Wednesday, October 13, 2010

No Response

I've been through the query ringer before.  Now, as I dive back through, and conduct my research yet again, I find a good deal of agents these days subscribing to the non-response method of rejection.  While I can fully appreciate the amount of work these folks do, and reading hundreds of queries per week, in addition to any manuscripts they have, plus editing, and actually selling these projects, certainly counts as busy work, I can't for the life of me understand this non-repsonse.

How hard can it be to set up an automatic I DON'T LIKE IT email.  Heck, just have your interns do it.   I've been scouring the threads on Absolute Write and by gum, some folks are complaining they even get no response to fulls and partials.  Seriously, what gives?  You mean to say you're going to take the time to read something that you requested knowing full well that author is biting their nails just waiting to know what you think, and then...nothing.

But we, the querying writers, are expected to maintain professionalism at all costs.

Now, this may seem like an angry rant, and I suppose it is, but it's something of a two way street.  When I see that no response is a no, I lean toward no query.  Of course, leaning is still going, it only results in a more crooked path.  In other words, I still query, because I still want that agent, and lets face it, if we think we're good enough to query, we certainly don't expect rejection.

Except that we do.  And that part really sucks.  In the land of the query, a ten percent request rate is pretty good.  Without trying too hard, I can't think of too many other circumstances where abysmal failure is considered success.  But I suppose that's something to write about.

8 comments:

Traci said...

I completely agree - I know the agents are swamped with more queries than ever before, but really, how long does it take to send out a form email rejection?

And especially on partials/fulls - those should always, always be responded to, imo.

Though I love the convenience (and no-cost!) of email queries, I'm afraid the "cost" is that we get treated this way (no-responses). *sigh*

Matt said...

I'm down with you on cost.

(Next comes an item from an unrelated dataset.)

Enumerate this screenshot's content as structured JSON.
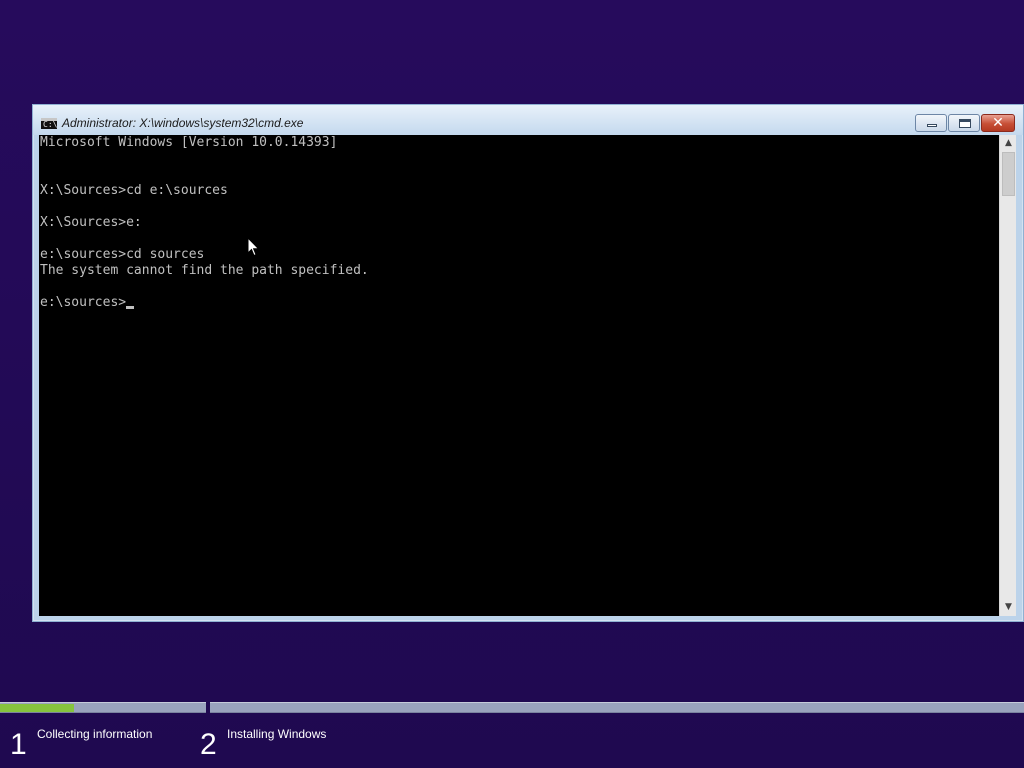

I only send email queries anymore, although it's rare to find anyone who won't accept email queries.

Traci said...

It's weird - two of the agents who've shown me the most interest so far have requested SNAIL mail on their submissions (even though I originally e-queried them!).

In fact, one asked me to FedEx the manuscript (which I did) overnight, costing a whopping $80!! I think that's ridiculous, as it would've taken 10 seconds (and not a single dime) for me to email it even faster.

Still, I have to say, if they're a solid agency and they're showing interest, I'll do whatever they want me to do, in terms of snail mail vs. email. But it's surprising how many are still requiring their requested material that way...

Traci said...

Question - are you putting your blog link into your query letter? I finally decided to include mine after my signature, just thinking it might show agents I was serious about the writing process. Not sure if any of them have visited, though...

Matt said...

I finally did put my blog link in. I actually included it as a line in my bio. Silly I know, but it goes something like this...

I am the author of the wildly popular (okay, that may be a bit of a stretch) blog, Pensive Sarcasm.

No way of knowing if they are reading.

Oh, and get this. I just re-queried someone I never heard from, using the previous address from my sent folder. It came back as undeliverable. I had left out one letter in their address. Explains that non-response.

Traci said...

LOL - love the way you included it. I think it'll make them smile.

Yep, I've gotten addresses wrong before - and - accidentally queried agents more than once, only hours or days apart, lol. Umm, not good.... That might explain those no-responses. :-)

Ted Cross said...

I only do email. Heck, this is modern times. An agent who does snail mail is not the right agent for me.

I fully agree that it is unprofessional for agents to have a non-response policy.

Travener said...

I have ranted on this subject myself -- in my last blog post, actually.

I understand that agents don't want to get follow-up rants from angry writers, but there are ways around that.

It's just ridiculous for them not to respond. Only takes a second to say, "Frak off, loser."